### Exercise instructions:
Only lines containing "icon" are wanted from the data below. Copy those lines.

### Raw data:

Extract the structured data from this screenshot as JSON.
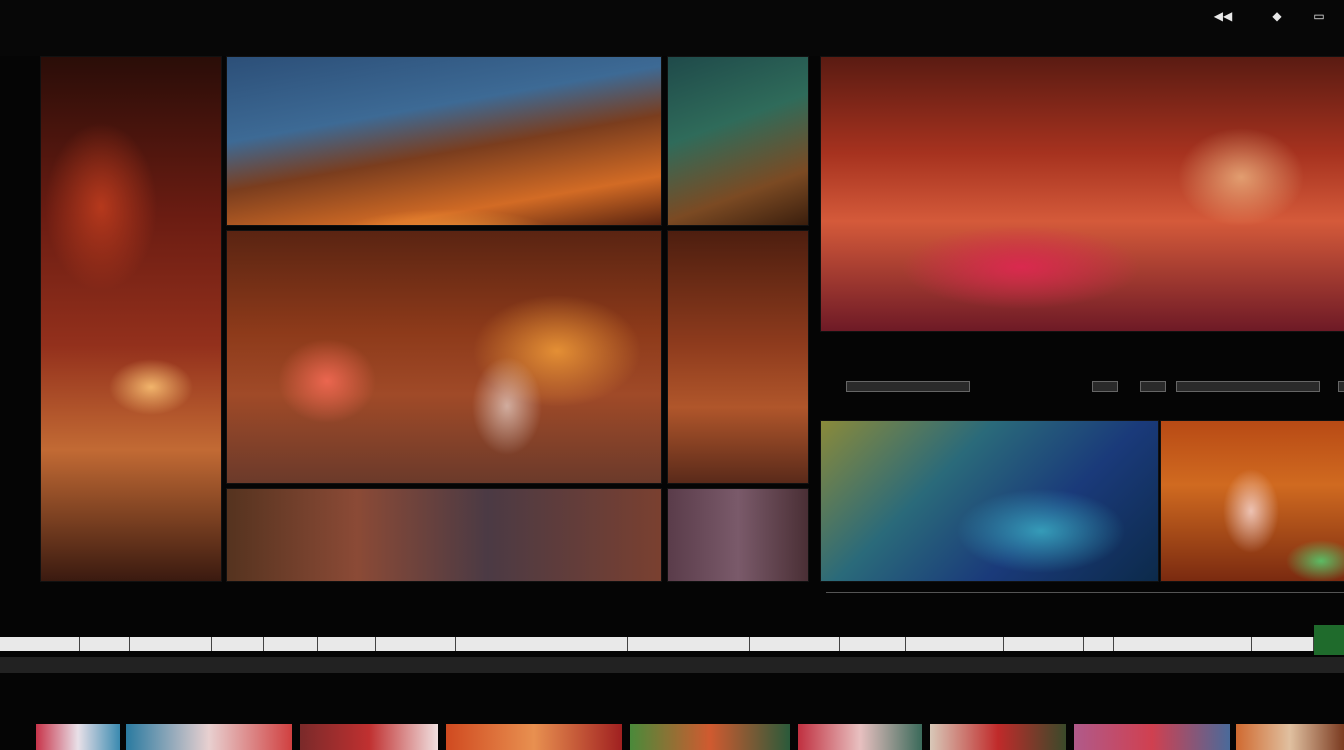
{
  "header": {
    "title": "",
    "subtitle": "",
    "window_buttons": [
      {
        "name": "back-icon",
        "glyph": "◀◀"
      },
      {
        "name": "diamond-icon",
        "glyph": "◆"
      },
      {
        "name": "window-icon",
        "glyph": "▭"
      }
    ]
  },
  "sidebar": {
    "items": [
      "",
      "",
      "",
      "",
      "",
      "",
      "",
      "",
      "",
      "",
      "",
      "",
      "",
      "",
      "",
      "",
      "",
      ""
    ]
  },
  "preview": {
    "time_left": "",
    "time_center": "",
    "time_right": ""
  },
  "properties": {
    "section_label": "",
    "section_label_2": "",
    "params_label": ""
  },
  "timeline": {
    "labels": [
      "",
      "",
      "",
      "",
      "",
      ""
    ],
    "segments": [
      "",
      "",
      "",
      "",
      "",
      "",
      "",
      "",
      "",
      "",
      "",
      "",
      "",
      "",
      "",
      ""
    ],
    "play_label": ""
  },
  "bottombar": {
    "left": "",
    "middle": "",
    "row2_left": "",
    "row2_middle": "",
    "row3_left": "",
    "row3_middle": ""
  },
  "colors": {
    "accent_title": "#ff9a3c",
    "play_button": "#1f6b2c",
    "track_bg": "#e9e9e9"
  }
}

### Completed exercise:
        "name": "back-icon",
        "name": "diamond-icon",
        "name": "window-icon",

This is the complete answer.